Instructions for the task -> Reduce the material below to its lines containing "hint".

(Data to process)

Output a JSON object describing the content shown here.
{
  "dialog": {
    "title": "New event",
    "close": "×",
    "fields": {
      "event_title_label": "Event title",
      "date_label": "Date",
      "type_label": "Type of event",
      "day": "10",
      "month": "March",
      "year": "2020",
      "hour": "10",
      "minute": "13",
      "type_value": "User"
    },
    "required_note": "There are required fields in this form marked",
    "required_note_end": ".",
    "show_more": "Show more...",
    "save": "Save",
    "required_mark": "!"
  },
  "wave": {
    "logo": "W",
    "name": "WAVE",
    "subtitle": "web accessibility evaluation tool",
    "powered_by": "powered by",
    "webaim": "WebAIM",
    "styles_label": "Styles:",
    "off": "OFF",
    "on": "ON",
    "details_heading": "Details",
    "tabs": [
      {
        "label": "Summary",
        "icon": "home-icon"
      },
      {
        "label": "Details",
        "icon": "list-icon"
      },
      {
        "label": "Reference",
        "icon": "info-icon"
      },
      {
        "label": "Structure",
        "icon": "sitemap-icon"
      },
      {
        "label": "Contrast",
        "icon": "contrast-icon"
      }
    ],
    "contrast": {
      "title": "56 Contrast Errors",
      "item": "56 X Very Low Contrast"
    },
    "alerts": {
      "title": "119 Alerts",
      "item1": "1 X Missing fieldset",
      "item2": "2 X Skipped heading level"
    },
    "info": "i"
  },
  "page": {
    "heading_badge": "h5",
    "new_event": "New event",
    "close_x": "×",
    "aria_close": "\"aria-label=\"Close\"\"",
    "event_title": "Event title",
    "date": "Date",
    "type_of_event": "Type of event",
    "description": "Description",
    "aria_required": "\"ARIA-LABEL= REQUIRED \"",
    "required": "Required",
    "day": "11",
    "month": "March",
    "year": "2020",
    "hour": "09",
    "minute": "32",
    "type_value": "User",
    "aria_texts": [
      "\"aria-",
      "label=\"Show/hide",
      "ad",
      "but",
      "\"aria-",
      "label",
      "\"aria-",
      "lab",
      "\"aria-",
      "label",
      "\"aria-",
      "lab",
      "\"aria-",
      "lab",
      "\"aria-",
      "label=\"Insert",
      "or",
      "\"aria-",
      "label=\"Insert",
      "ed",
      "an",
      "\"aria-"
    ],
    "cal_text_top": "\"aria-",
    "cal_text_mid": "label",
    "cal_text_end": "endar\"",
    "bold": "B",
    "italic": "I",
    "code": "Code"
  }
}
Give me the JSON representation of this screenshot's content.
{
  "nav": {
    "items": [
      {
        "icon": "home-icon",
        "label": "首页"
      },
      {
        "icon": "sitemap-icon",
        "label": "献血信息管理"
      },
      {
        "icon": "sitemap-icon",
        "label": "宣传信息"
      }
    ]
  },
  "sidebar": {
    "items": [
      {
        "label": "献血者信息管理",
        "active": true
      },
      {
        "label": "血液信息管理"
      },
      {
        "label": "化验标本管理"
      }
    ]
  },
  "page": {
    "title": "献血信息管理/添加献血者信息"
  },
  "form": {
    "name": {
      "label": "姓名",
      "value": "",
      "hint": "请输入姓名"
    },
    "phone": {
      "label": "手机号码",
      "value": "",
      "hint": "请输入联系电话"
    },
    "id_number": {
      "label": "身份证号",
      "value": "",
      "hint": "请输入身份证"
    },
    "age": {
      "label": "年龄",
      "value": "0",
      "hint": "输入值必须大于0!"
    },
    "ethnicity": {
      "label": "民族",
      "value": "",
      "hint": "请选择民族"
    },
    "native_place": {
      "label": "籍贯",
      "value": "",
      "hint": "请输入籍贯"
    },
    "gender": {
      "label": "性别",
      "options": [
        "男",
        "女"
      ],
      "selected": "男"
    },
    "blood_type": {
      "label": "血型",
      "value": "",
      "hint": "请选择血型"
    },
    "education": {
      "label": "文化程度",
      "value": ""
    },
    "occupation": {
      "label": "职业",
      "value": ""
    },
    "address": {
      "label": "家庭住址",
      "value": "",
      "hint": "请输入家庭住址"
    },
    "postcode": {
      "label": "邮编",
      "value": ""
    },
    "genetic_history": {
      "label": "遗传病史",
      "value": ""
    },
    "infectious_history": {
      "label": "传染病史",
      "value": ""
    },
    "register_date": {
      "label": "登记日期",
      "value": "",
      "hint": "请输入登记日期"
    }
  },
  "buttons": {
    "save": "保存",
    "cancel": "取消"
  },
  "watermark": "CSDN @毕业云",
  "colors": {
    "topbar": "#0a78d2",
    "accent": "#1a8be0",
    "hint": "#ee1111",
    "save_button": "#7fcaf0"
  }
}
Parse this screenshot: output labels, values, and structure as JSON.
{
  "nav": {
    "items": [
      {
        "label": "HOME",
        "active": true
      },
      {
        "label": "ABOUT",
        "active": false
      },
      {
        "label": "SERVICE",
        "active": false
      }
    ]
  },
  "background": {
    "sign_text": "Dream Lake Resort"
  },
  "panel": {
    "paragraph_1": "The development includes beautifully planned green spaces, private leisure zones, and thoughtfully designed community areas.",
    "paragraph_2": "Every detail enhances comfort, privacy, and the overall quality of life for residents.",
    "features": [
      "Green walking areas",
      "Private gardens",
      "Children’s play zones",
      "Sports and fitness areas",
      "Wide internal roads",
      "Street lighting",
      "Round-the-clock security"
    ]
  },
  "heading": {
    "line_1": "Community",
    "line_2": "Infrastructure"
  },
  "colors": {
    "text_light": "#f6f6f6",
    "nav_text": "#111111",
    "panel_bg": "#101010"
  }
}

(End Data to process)

Answer to the problem ->
      "hint": "请输入姓名"
      "hint": "请输入联系电话"
      "hint": "请输入身份证"
      "hint": "输入值必须大于0!"
      "hint": "请选择民族"
      "hint": "请输入籍贯"
      "hint": "请选择血型"
      "hint": "请输入家庭住址"
      "hint": "请输入登记日期"
    "hint": "#ee1111",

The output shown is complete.